++++ Supplied material ++++

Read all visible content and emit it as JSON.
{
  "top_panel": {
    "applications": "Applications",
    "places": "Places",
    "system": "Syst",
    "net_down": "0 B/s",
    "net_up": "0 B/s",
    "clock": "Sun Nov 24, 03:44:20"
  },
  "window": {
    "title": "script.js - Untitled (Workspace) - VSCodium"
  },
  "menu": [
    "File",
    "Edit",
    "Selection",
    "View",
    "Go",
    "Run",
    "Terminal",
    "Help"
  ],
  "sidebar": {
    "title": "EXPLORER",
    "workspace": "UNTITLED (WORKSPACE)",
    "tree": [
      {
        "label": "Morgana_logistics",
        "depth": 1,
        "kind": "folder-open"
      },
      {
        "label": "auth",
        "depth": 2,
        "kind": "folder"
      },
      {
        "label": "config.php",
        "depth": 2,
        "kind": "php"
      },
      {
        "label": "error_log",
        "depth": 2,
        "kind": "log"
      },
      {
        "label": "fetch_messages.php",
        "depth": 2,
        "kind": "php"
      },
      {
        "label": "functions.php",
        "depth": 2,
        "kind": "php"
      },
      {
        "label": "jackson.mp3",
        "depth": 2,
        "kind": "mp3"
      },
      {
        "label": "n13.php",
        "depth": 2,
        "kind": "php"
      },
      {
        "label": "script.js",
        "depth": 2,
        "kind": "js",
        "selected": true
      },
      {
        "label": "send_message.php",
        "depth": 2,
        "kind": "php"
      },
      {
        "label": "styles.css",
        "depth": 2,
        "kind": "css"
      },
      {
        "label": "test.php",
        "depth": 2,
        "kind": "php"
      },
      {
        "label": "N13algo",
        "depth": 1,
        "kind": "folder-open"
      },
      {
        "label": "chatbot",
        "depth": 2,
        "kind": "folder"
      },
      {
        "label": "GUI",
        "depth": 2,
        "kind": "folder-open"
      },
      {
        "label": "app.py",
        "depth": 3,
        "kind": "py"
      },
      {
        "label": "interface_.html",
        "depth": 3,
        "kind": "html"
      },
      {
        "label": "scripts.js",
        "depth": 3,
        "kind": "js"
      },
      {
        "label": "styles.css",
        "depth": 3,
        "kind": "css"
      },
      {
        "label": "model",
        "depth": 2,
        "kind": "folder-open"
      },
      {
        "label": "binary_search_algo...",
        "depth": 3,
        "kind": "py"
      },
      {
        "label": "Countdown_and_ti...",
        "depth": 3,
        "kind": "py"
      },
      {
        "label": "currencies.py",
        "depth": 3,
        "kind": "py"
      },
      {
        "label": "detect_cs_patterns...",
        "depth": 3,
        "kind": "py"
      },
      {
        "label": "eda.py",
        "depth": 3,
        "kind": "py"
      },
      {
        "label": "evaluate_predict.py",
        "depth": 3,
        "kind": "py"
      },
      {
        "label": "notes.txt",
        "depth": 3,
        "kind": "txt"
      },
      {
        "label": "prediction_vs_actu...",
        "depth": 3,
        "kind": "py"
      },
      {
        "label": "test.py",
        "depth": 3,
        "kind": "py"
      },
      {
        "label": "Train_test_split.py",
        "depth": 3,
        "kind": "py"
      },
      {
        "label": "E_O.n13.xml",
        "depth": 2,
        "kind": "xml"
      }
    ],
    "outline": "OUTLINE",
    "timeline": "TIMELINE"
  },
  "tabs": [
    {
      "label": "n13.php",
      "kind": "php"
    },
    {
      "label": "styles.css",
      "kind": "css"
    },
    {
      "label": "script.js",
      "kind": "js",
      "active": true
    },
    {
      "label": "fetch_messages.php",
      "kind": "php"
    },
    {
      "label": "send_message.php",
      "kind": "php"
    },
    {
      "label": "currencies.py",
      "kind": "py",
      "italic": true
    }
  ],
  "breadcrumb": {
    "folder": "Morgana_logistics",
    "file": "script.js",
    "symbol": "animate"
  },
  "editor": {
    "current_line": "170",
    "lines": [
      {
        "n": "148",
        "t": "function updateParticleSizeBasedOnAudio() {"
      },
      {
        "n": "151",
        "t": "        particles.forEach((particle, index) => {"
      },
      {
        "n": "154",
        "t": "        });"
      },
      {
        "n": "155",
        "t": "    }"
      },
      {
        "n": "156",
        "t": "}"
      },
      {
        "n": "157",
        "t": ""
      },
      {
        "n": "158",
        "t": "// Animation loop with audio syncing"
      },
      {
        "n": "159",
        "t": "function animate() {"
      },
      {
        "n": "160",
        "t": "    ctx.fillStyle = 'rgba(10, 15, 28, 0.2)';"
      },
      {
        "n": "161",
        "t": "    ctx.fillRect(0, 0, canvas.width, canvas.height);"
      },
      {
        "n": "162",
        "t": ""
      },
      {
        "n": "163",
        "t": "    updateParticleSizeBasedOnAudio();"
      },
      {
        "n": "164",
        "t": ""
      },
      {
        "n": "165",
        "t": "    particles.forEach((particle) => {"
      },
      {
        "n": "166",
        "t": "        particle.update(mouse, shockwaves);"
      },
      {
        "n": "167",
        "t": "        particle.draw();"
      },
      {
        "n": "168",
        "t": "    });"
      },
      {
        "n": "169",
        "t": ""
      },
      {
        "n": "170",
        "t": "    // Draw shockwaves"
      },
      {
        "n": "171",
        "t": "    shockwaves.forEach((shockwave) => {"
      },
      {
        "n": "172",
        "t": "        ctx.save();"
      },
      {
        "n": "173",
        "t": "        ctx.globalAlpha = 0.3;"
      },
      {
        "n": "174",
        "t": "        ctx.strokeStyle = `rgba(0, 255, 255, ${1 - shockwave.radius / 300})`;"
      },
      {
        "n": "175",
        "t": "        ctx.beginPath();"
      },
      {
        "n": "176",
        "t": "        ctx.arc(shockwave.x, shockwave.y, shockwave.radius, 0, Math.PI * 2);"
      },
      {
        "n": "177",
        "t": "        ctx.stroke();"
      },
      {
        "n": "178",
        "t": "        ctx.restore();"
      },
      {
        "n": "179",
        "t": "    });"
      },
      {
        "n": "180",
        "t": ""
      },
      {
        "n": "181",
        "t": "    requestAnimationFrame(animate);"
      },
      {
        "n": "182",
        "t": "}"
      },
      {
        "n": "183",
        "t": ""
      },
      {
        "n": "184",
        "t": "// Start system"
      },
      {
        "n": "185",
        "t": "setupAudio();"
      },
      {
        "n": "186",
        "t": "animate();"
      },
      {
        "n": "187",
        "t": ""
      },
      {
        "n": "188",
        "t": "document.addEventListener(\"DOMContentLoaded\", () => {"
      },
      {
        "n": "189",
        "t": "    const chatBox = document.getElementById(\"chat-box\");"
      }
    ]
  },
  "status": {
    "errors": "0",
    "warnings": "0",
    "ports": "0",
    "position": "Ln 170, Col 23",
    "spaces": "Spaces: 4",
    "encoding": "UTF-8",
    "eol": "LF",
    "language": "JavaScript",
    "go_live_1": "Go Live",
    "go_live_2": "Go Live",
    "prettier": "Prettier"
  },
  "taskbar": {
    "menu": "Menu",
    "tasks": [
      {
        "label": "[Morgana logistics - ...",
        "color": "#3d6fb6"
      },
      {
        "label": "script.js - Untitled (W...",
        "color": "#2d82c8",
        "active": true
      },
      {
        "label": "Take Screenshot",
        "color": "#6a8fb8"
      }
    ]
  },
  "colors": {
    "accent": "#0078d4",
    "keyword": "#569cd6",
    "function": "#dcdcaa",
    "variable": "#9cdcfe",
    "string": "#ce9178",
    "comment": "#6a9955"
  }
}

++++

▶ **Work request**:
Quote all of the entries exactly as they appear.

▶ **Task result**:
Read all visible content and emit it as JSON.
{
  "top_panel": {
    "applications": "Applications",
    "places": "Places",
    "system": "Syst",
    "net_down": "0 B/s",
    "net_up": "0 B/s",
    "clock": "Sun Nov 24, 03:44:20"
  },
  "window": {
    "title": "script.js - Untitled (Workspace) - VSCodium"
  },
  "menu": [
    "File",
    "Edit",
    "Selection",
    "View",
    "Go",
    "Run",
    "Terminal",
    "Help"
  ],
  "sidebar": {
    "title": "EXPLORER",
    "workspace": "UNTITLED (WORKSPACE)",
    "tree": [
      {
        "label": "Morgana_logistics",
        "depth": 1,
        "kind": "folder-open"
      },
      {
        "label": "auth",
        "depth": 2,
        "kind": "folder"
      },
      {
        "label": "config.php",
        "depth": 2,
        "kind": "php"
      },
      {
        "label": "error_log",
        "depth": 2,
        "kind": "log"
      },
      {
        "label": "fetch_messages.php",
        "depth": 2,
        "kind": "php"
      },
      {
        "label": "functions.php",
        "depth": 2,
        "kind": "php"
      },
      {
        "label": "jackson.mp3",
        "depth": 2,
        "kind": "mp3"
      },
      {
        "label": "n13.php",
        "depth": 2,
        "kind": "php"
      },
      {
        "label": "script.js",
        "depth": 2,
        "kind": "js",
        "selected": true
      },
      {
        "label": "send_message.php",
        "depth": 2,
        "kind": "php"
      },
      {
        "label": "styles.css",
        "depth": 2,
        "kind": "css"
      },
      {
        "label": "test.php",
        "depth": 2,
        "kind": "php"
      },
      {
        "label": "N13algo",
        "depth": 1,
        "kind": "folder-open"
      },
      {
        "label": "chatbot",
        "depth": 2,
        "kind": "folder"
      },
      {
        "label": "GUI",
        "depth": 2,
        "kind": "folder-open"
      },
      {
        "label": "app.py",
        "depth": 3,
        "kind": "py"
      },
      {
        "label": "interface_.html",
        "depth": 3,
        "kind": "html"
      },
      {
        "label": "scripts.js",
        "depth": 3,
        "kind": "js"
      },
      {
        "label": "styles.css",
        "depth": 3,
        "kind": "css"
      },
      {
        "label": "model",
        "depth": 2,
        "kind": "folder-open"
      },
      {
        "label": "binary_search_algo...",
        "depth": 3,
        "kind": "py"
      },
      {
        "label": "Countdown_and_ti...",
        "depth": 3,
        "kind": "py"
      },
      {
        "label": "currencies.py",
        "depth": 3,
        "kind": "py"
      },
      {
        "label": "detect_cs_patterns...",
        "depth": 3,
        "kind": "py"
      },
      {
        "label": "eda.py",
        "depth": 3,
        "kind": "py"
      },
      {
        "label": "evaluate_predict.py",
        "depth": 3,
        "kind": "py"
      },
      {
        "label": "notes.txt",
        "depth": 3,
        "kind": "txt"
      },
      {
        "label": "prediction_vs_actu...",
        "depth": 3,
        "kind": "py"
      },
      {
        "label": "test.py",
        "depth": 3,
        "kind": "py"
      },
      {
        "label": "Train_test_split.py",
        "depth": 3,
        "kind": "py"
      },
      {
        "label": "E_O.n13.xml",
        "depth": 2,
        "kind": "xml"
      }
    ],
    "outline": "OUTLINE",
    "timeline": "TIMELINE"
  },
  "tabs": [
    {
      "label": "n13.php",
      "kind": "php"
    },
    {
      "label": "styles.css",
      "kind": "css"
    },
    {
      "label": "script.js",
      "kind": "js",
      "active": true
    },
    {
      "label": "fetch_messages.php",
      "kind": "php"
    },
    {
      "label": "send_message.php",
      "kind": "php"
    },
    {
      "label": "currencies.py",
      "kind": "py",
      "italic": true
    }
  ],
  "breadcrumb": {
    "folder": "Morgana_logistics",
    "file": "script.js",
    "symbol": "animate"
  },
  "editor": {
    "current_line": "170",
    "lines": [
      {
        "n": "148",
        "t": "function updateParticleSizeBasedOnAudio() {"
      },
      {
        "n": "151",
        "t": "        particles.forEach((particle, index) => {"
      },
      {
        "n": "154",
        "t": "        });"
      },
      {
        "n": "155",
        "t": "    }"
      },
      {
        "n": "156",
        "t": "}"
      },
      {
        "n": "157",
        "t": ""
      },
      {
        "n": "158",
        "t": "// Animation loop with audio syncing"
      },
      {
        "n": "159",
        "t": "function animate() {"
      },
      {
        "n": "160",
        "t": "    ctx.fillStyle = 'rgba(10, 15, 28, 0.2)';"
      },
      {
        "n": "161",
        "t": "    ctx.fillRect(0, 0, canvas.width, canvas.height);"
      },
      {
        "n": "162",
        "t": ""
      },
      {
        "n": "163",
        "t": "    updateParticleSizeBasedOnAudio();"
      },
      {
        "n": "164",
        "t": ""
      },
      {
        "n": "165",
        "t": "    particles.forEach((particle) => {"
      },
      {
        "n": "166",
        "t": "        particle.update(mouse, shockwaves);"
      },
      {
        "n": "167",
        "t": "        particle.draw();"
      },
      {
        "n": "168",
        "t": "    });"
      },
      {
        "n": "169",
        "t": ""
      },
      {
        "n": "170",
        "t": "    // Draw shockwaves"
      },
      {
        "n": "171",
        "t": "    shockwaves.forEach((shockwave) => {"
      },
      {
        "n": "172",
        "t": "        ctx.save();"
      },
      {
        "n": "173",
        "t": "        ctx.globalAlpha = 0.3;"
      },
      {
        "n": "174",
        "t": "        ctx.strokeStyle = `rgba(0, 255, 255, ${1 - shockwave.radius / 300})`;"
      },
      {
        "n": "175",
        "t": "        ctx.beginPath();"
      },
      {
        "n": "176",
        "t": "        ctx.arc(shockwave.x, shockwave.y, shockwave.radius, 0, Math.PI * 2);"
      },
      {
        "n": "177",
        "t": "        ctx.stroke();"
      },
      {
        "n": "178",
        "t": "        ctx.restore();"
      },
      {
        "n": "179",
        "t": "    });"
      },
      {
        "n": "180",
        "t": ""
      },
      {
        "n": "181",
        "t": "    requestAnimationFrame(animate);"
      },
      {
        "n": "182",
        "t": "}"
      },
      {
        "n": "183",
        "t": ""
      },
      {
        "n": "184",
        "t": "// Start system"
      },
      {
        "n": "185",
        "t": "setupAudio();"
      },
      {
        "n": "186",
        "t": "animate();"
      },
      {
        "n": "187",
        "t": ""
      },
      {
        "n": "188",
        "t": "document.addEventListener(\"DOMContentLoaded\", () => {"
      },
      {
        "n": "189",
        "t": "    const chatBox = document.getElementById(\"chat-box\");"
      }
    ]
  },
  "status": {
    "errors": "0",
    "warnings": "0",
    "ports": "0",
    "position": "Ln 170, Col 23",
    "spaces": "Spaces: 4",
    "encoding": "UTF-8",
    "eol": "LF",
    "language": "JavaScript",
    "go_live_1": "Go Live",
    "go_live_2": "Go Live",
    "prettier": "Prettier"
  },
  "taskbar": {
    "menu": "Menu",
    "tasks": [
      {
        "label": "[Morgana logistics - ...",
        "color": "#3d6fb6"
      },
      {
        "label": "script.js - Untitled (W...",
        "color": "#2d82c8",
        "active": true
      },
      {
        "label": "Take Screenshot",
        "color": "#6a8fb8"
      }
    ]
  },
  "colors": {
    "accent": "#0078d4",
    "keyword": "#569cd6",
    "function": "#dcdcaa",
    "variable": "#9cdcfe",
    "string": "#ce9178",
    "comment": "#6a9955"
  }
}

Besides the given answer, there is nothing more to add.